***** Information supplied *****

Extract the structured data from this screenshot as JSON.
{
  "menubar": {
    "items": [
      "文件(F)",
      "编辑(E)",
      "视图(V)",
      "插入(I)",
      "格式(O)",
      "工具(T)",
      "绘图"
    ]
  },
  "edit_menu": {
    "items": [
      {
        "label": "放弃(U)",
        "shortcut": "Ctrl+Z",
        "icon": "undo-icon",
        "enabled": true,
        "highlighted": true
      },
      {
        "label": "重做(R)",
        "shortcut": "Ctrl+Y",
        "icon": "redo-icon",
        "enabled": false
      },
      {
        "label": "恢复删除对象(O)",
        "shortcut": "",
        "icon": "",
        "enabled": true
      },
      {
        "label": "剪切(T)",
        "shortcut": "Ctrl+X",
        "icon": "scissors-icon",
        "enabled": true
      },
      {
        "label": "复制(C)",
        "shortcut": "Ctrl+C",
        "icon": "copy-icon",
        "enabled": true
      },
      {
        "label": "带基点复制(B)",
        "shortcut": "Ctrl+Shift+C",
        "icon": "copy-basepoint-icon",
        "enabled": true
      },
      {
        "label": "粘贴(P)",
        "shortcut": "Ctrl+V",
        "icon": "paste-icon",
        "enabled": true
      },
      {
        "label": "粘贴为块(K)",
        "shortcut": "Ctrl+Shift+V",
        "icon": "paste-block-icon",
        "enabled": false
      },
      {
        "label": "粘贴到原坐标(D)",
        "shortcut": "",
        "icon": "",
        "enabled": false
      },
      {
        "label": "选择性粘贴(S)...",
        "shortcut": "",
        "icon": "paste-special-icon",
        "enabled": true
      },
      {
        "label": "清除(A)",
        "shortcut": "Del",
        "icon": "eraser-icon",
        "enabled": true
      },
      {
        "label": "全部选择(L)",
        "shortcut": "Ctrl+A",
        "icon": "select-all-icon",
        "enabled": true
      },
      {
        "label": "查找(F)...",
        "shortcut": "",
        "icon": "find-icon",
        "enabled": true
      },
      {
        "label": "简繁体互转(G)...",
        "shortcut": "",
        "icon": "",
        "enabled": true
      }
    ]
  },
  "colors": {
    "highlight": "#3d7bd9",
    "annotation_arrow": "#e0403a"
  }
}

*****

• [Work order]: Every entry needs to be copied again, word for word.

• [Solution]:
Extract the structured data from this screenshot as JSON.
{
  "menubar": {
    "items": [
      "文件(F)",
      "编辑(E)",
      "视图(V)",
      "插入(I)",
      "格式(O)",
      "工具(T)",
      "绘图"
    ]
  },
  "edit_menu": {
    "items": [
      {
        "label": "放弃(U)",
        "shortcut": "Ctrl+Z",
        "icon": "undo-icon",
        "enabled": true,
        "highlighted": true
      },
      {
        "label": "重做(R)",
        "shortcut": "Ctrl+Y",
        "icon": "redo-icon",
        "enabled": false
      },
      {
        "label": "恢复删除对象(O)",
        "shortcut": "",
        "icon": "",
        "enabled": true
      },
      {
        "label": "剪切(T)",
        "shortcut": "Ctrl+X",
        "icon": "scissors-icon",
        "enabled": true
      },
      {
        "label": "复制(C)",
        "shortcut": "Ctrl+C",
        "icon": "copy-icon",
        "enabled": true
      },
      {
        "label": "带基点复制(B)",
        "shortcut": "Ctrl+Shift+C",
        "icon": "copy-basepoint-icon",
        "enabled": true
      },
      {
        "label": "粘贴(P)",
        "shortcut": "Ctrl+V",
        "icon": "paste-icon",
        "enabled": true
      },
      {
        "label": "粘贴为块(K)",
        "shortcut": "Ctrl+Shift+V",
        "icon": "paste-block-icon",
        "enabled": false
      },
      {
        "label": "粘贴到原坐标(D)",
        "shortcut": "",
        "icon": "",
        "enabled": false
      },
      {
        "label": "选择性粘贴(S)...",
        "shortcut": "",
        "icon": "paste-special-icon",
        "enabled": true
      },
      {
        "label": "清除(A)",
        "shortcut": "Del",
        "icon": "eraser-icon",
        "enabled": true
      },
      {
        "label": "全部选择(L)",
        "shortcut": "Ctrl+A",
        "icon": "select-all-icon",
        "enabled": true
      },
      {
        "label": "查找(F)...",
        "shortcut": "",
        "icon": "find-icon",
        "enabled": true
      },
      {
        "label": "简繁体互转(G)...",
        "shortcut": "",
        "icon": "",
        "enabled": true
      }
    ]
  },
  "colors": {
    "highlight": "#3d7bd9",
    "annotation_arrow": "#e0403a"
  }
}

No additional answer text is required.